§ **Dataset excerpts**

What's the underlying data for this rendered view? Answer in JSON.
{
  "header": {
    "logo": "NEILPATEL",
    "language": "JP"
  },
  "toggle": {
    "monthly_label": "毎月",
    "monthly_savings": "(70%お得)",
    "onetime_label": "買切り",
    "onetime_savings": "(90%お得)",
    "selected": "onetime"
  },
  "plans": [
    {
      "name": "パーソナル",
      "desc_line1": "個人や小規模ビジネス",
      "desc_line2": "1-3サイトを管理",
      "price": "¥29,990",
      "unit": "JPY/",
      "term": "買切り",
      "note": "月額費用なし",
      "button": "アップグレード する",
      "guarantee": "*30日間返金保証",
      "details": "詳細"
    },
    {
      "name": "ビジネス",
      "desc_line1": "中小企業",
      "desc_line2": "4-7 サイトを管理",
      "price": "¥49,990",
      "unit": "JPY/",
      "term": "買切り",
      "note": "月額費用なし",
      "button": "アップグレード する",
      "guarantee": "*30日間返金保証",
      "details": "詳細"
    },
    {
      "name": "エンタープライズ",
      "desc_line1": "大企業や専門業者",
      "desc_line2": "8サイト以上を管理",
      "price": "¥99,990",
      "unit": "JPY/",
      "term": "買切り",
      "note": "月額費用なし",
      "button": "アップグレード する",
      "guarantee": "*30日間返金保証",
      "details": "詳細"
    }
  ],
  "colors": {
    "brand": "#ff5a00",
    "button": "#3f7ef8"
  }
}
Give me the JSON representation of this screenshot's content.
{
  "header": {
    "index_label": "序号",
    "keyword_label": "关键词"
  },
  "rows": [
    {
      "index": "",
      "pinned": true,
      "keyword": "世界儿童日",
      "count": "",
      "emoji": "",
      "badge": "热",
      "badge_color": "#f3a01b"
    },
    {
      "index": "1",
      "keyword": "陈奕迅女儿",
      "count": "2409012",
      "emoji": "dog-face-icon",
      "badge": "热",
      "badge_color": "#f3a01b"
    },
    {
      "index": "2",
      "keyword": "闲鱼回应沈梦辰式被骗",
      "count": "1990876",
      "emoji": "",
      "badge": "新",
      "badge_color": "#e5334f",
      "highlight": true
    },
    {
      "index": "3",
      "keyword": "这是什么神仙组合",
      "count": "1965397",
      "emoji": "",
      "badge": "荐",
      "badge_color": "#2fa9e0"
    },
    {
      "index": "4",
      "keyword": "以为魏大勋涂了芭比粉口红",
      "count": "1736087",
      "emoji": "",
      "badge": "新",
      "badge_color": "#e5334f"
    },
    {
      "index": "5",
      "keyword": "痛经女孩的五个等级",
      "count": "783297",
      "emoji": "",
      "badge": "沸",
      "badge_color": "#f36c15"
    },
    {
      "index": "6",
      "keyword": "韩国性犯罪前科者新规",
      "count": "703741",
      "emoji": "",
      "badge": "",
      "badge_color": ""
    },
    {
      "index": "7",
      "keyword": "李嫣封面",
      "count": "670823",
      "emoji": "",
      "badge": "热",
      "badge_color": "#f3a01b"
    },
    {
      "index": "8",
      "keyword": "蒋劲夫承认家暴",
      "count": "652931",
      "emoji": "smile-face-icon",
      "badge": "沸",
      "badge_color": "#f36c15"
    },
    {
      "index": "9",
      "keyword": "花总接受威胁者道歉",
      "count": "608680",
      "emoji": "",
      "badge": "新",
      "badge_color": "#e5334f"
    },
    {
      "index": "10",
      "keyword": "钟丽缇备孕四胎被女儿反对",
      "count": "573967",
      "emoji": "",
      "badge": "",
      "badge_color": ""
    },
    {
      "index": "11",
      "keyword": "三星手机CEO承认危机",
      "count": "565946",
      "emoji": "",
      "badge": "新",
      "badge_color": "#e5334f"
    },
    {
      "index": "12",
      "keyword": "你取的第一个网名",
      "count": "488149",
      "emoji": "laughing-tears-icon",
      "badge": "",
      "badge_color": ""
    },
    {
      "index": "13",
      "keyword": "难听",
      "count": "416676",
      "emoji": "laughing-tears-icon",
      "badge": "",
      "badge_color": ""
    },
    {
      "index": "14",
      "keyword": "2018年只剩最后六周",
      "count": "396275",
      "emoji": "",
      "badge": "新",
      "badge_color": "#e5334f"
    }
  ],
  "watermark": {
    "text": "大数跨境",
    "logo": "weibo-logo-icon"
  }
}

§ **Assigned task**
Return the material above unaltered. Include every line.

§ **Answer area**
What's the underlying data for this rendered view? Answer in JSON.
{
  "header": {
    "logo": "NEILPATEL",
    "language": "JP"
  },
  "toggle": {
    "monthly_label": "毎月",
    "monthly_savings": "(70%お得)",
    "onetime_label": "買切り",
    "onetime_savings": "(90%お得)",
    "selected": "onetime"
  },
  "plans": [
    {
      "name": "パーソナル",
      "desc_line1": "個人や小規模ビジネス",
      "desc_line2": "1-3サイトを管理",
      "price": "¥29,990",
      "unit": "JPY/",
      "term": "買切り",
      "note": "月額費用なし",
      "button": "アップグレード する",
      "guarantee": "*30日間返金保証",
      "details": "詳細"
    },
    {
      "name": "ビジネス",
      "desc_line1": "中小企業",
      "desc_line2": "4-7 サイトを管理",
      "price": "¥49,990",
      "unit": "JPY/",
      "term": "買切り",
      "note": "月額費用なし",
      "button": "アップグレード する",
      "guarantee": "*30日間返金保証",
      "details": "詳細"
    },
    {
      "name": "エンタープライズ",
      "desc_line1": "大企業や専門業者",
      "desc_line2": "8サイト以上を管理",
      "price": "¥99,990",
      "unit": "JPY/",
      "term": "買切り",
      "note": "月額費用なし",
      "button": "アップグレード する",
      "guarantee": "*30日間返金保証",
      "details": "詳細"
    }
  ],
  "colors": {
    "brand": "#ff5a00",
    "button": "#3f7ef8"
  }
}
Give me the JSON representation of this screenshot's content.
{
  "header": {
    "index_label": "序号",
    "keyword_label": "关键词"
  },
  "rows": [
    {
      "index": "",
      "pinned": true,
      "keyword": "世界儿童日",
      "count": "",
      "emoji": "",
      "badge": "热",
      "badge_color": "#f3a01b"
    },
    {
      "index": "1",
      "keyword": "陈奕迅女儿",
      "count": "2409012",
      "emoji": "dog-face-icon",
      "badge": "热",
      "badge_color": "#f3a01b"
    },
    {
      "index": "2",
      "keyword": "闲鱼回应沈梦辰式被骗",
      "count": "1990876",
      "emoji": "",
      "badge": "新",
      "badge_color": "#e5334f",
      "highlight": true
    },
    {
      "index": "3",
      "keyword": "这是什么神仙组合",
      "count": "1965397",
      "emoji": "",
      "badge": "荐",
      "badge_color": "#2fa9e0"
    },
    {
      "index": "4",
      "keyword": "以为魏大勋涂了芭比粉口红",
      "count": "1736087",
      "emoji": "",
      "badge": "新",
      "badge_color": "#e5334f"
    },
    {
      "index": "5",
      "keyword": "痛经女孩的五个等级",
      "count": "783297",
      "emoji": "",
      "badge": "沸",
      "badge_color": "#f36c15"
    },
    {
      "index": "6",
      "keyword": "韩国性犯罪前科者新规",
      "count": "703741",
      "emoji": "",
      "badge": "",
      "badge_color": ""
    },
    {
      "index": "7",
      "keyword": "李嫣封面",
      "count": "670823",
      "emoji": "",
      "badge": "热",
      "badge_color": "#f3a01b"
    },
    {
      "index": "8",
      "keyword": "蒋劲夫承认家暴",
      "count": "652931",
      "emoji": "smile-face-icon",
      "badge": "沸",
      "badge_color": "#f36c15"
    },
    {
      "index": "9",
      "keyword": "花总接受威胁者道歉",
      "count": "608680",
      "emoji": "",
      "badge": "新",
      "badge_color": "#e5334f"
    },
    {
      "index": "10",
      "keyword": "钟丽缇备孕四胎被女儿反对",
      "count": "573967",
      "emoji": "",
      "badge": "",
      "badge_color": ""
    },
    {
      "index": "11",
      "keyword": "三星手机CEO承认危机",
      "count": "565946",
      "emoji": "",
      "badge": "新",
      "badge_color": "#e5334f"
    },
    {
      "index": "12",
      "keyword": "你取的第一个网名",
      "count": "488149",
      "emoji": "laughing-tears-icon",
      "badge": "",
      "badge_color": ""
    },
    {
      "index": "13",
      "keyword": "难听",
      "count": "416676",
      "emoji": "laughing-tears-icon",
      "badge": "",
      "badge_color": ""
    },
    {
      "index": "14",
      "keyword": "2018年只剩最后六周",
      "count": "396275",
      "emoji": "",
      "badge": "新",
      "badge_color": "#e5334f"
    }
  ],
  "watermark": {
    "text": "大数跨境",
    "logo": "weibo-logo-icon"
  }
}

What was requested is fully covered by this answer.